(Website and app data records)
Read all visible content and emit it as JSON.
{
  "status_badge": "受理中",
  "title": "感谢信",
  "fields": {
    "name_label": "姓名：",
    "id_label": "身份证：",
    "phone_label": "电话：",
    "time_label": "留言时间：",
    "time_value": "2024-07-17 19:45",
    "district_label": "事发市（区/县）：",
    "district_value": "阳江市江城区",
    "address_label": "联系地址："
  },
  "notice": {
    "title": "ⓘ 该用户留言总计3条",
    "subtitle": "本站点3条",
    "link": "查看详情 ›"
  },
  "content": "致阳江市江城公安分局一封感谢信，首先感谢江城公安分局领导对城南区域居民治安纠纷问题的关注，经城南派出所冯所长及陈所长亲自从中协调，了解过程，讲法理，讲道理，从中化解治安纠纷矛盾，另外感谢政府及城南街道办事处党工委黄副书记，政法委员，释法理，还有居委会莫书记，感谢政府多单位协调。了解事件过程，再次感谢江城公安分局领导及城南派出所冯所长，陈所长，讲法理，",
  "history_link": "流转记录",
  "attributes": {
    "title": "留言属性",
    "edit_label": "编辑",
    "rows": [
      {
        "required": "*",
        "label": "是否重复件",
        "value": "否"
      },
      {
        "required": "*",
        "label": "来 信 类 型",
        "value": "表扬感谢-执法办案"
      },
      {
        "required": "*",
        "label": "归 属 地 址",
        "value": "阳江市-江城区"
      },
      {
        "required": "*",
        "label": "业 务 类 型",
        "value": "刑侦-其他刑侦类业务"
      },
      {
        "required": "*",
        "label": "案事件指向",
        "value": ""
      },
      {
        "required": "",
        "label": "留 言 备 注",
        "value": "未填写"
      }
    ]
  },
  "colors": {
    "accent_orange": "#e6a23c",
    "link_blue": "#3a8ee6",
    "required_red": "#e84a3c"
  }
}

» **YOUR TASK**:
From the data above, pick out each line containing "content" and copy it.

» **ANSWER**:
Read all visible content and emit it as JSON.
  "content": "致阳江市江城公安分局一封感谢信，首先感谢江城公安分局领导对城南区域居民治安纠纷问题的关注，经城南派出所冯所长及陈所长亲自从中协调，了解过程，讲法理，讲道理，从中化解治安纠纷矛盾，另外感谢政府及城南街道办事处党工委黄副书记，政法委员，释法理，还有居委会莫书记，感谢政府多单位协调。了解事件过程，再次感谢江城公安分局领导及城南派出所冯所长，陈所长，讲法理，",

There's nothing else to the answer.